Upon reaching the bottom of the riverbank, you get to appreciate the huge dimensions of the statue and the engineering feat this must have been. Centuries of heavy rain have not weathered the statue as there are complex drainage channels protect the statue. As the base, the buddha’s toenails are almost large enough for a small picnic.
Lingyun Temple complex has a history that is longer than the giant buddha statue, but the current buildings where completed during the Qing Dynasty after a fire. As the gardens and walkways are quite extensive, there is plenty of space to relax and contemplate if the crowds around the buddha statue are overwhelming. We also walked a further kilometre through the park and along the river to the Wuyou Temple (乌尤寺). It’s even quieter still, with thick bamboo groves and large halls.
Although the World Heritage Site is clean and the walkways are well organised, it’s somewhat disturbing to see how pollution from modern day factories and power stations are taking a terrible toll on the status. Much of the stonework is covered in a dark layer of grime and soot, potentially from the coal fired power stations that electrify the huge cities in Sichuan. On our November visit, the air pollution was also bad around Leshan and on the entire 140 kilometre journey from Chengdu.
Although Leshan is a bustling city of about 700,000, there didn’t seem to be any international quality hotels, especially when compared to Chengdu. The whole city looked rather unremarkable, overdeveloped, noisy: typical of other fast growing provincial cities in China. We were quite glad to get back in the bullet train in the evening. Therefore, I’d recommend a day trip from Chengdu rather than overnight or longer in Leshan.
Getting there and away
Leshan by Bullet Train & Local Bus: Regular bullet train services depart from Chengdu East Railway Station to Leshan – travel time is slightly less than an hour each way. Check out trip.com for details.
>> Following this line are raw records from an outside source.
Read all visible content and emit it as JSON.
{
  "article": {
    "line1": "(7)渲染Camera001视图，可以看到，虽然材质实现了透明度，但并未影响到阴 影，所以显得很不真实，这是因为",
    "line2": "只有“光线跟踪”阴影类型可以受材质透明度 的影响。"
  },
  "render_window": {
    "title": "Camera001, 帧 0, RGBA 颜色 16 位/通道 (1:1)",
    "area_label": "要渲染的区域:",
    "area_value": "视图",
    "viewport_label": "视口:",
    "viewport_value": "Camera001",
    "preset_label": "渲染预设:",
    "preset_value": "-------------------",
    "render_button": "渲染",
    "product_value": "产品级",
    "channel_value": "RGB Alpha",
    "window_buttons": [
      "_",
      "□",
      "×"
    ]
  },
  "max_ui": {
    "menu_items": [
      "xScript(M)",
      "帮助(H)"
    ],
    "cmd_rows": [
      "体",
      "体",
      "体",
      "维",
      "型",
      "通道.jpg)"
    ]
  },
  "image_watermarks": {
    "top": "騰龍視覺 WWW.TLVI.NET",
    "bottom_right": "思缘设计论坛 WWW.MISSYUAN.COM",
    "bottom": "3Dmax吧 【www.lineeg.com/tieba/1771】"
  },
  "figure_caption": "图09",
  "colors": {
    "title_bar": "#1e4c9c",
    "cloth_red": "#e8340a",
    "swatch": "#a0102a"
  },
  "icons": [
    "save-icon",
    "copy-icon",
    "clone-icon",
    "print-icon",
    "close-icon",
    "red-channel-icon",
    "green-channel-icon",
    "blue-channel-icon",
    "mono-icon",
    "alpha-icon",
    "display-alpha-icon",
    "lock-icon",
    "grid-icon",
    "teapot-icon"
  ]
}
From Leshan Station the trip by bus K1 via Leshan City to the Giant Buddha (RMB 2) with stops along the way in the city takes 30 minutes. Departure for the bus K1 is in the bus station building, across the street to the right side of the train station on exiting. The bus K1 can be taken back to Leshan Station before 18:00 but afterwards bus 3 is available to go back, taking 45 minutes.
General information and more excellent photos from a tour company that operates at the Leshan Giant Buddha.